• [About this task]: The word "MANTENIMIENTO" marks the lines to copy; find all of them in the entries below.

[App and web page records]
§
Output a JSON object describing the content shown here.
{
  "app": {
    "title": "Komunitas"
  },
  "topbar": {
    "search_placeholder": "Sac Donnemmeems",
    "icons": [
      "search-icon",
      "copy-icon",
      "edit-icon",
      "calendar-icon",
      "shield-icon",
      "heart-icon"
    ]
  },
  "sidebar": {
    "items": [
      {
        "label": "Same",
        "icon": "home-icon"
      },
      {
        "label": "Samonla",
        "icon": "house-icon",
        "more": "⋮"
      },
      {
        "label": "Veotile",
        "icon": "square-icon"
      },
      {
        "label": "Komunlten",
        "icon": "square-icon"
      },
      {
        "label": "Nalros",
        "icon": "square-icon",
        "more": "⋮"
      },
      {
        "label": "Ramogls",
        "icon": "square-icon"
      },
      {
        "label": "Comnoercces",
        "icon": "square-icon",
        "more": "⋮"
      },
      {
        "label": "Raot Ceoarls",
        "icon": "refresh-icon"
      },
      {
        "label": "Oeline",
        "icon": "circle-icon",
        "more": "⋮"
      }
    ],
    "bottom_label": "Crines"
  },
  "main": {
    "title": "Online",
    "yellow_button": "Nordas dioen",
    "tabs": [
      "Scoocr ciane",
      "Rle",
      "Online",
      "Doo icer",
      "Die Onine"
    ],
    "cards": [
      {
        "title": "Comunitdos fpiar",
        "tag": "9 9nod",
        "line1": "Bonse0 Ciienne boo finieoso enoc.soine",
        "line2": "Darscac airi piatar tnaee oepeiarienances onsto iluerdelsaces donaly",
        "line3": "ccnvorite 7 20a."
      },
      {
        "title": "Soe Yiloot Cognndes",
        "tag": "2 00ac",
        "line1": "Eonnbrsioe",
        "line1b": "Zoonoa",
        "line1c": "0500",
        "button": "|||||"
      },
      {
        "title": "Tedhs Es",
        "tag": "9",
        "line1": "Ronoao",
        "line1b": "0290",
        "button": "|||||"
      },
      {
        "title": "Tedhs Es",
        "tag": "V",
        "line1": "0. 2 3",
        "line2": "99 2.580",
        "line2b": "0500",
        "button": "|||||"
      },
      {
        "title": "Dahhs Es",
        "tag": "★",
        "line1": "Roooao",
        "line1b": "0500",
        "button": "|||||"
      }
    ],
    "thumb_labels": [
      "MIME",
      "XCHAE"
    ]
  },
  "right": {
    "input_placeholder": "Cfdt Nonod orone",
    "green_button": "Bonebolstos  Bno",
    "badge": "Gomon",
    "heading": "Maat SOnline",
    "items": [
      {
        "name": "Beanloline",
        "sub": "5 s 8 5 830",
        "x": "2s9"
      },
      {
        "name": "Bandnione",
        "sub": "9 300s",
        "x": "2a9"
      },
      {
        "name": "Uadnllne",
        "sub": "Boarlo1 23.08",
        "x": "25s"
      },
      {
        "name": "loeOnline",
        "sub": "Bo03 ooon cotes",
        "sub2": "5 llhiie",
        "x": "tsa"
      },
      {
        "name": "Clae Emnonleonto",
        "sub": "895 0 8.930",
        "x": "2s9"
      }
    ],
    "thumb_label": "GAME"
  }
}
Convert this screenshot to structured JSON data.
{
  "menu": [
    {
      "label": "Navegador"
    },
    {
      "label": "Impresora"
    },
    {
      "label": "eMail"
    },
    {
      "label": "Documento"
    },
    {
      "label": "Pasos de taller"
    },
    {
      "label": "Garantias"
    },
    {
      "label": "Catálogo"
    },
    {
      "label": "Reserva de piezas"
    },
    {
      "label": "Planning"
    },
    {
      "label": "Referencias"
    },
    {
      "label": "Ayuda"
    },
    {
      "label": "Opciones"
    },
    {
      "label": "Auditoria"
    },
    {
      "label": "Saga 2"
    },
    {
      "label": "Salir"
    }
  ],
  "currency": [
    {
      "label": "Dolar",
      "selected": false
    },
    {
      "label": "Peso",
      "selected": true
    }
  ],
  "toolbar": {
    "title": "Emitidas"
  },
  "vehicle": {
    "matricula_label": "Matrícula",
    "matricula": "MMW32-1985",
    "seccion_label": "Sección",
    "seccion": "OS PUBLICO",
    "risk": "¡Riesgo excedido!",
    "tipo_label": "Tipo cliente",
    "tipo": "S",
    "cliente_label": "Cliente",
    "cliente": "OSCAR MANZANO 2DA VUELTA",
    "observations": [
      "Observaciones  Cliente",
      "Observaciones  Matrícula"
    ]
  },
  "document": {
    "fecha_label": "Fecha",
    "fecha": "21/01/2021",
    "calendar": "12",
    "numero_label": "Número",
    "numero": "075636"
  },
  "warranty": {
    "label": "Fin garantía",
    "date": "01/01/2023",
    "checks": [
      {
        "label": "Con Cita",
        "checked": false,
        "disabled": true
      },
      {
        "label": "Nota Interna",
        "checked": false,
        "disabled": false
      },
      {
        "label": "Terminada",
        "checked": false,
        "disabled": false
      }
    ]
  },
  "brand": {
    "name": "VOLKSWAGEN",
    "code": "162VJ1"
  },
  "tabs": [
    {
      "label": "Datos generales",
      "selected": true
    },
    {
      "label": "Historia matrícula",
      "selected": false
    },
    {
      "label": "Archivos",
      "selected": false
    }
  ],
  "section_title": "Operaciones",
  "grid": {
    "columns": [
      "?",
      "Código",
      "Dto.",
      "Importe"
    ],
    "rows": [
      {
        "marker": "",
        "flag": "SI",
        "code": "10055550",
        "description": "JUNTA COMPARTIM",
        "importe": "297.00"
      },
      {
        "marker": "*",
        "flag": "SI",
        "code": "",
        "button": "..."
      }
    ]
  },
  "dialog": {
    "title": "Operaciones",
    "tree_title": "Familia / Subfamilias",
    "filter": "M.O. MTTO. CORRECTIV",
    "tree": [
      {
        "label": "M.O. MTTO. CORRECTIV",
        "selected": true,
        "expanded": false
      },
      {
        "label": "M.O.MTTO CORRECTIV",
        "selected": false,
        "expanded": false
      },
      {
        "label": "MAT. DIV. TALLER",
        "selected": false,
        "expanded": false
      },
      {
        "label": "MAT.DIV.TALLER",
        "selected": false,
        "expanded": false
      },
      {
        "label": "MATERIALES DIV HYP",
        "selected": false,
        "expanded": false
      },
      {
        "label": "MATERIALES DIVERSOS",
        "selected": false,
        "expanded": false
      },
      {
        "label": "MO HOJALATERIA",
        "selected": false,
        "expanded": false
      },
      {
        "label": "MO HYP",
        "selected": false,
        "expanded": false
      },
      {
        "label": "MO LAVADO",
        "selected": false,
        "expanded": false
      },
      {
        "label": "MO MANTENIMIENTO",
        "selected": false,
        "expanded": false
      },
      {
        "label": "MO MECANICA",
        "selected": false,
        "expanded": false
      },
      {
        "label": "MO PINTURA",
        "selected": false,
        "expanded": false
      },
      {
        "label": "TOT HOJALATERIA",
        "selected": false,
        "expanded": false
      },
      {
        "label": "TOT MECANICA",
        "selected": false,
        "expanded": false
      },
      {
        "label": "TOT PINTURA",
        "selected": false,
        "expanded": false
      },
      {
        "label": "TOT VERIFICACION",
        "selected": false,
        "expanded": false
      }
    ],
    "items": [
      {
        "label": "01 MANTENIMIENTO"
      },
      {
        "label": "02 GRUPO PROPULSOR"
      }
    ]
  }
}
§
• [Answer for this exercise]:
        "label": "MO MANTENIMIENTO",
        "label": "01 MANTENIMIENTO"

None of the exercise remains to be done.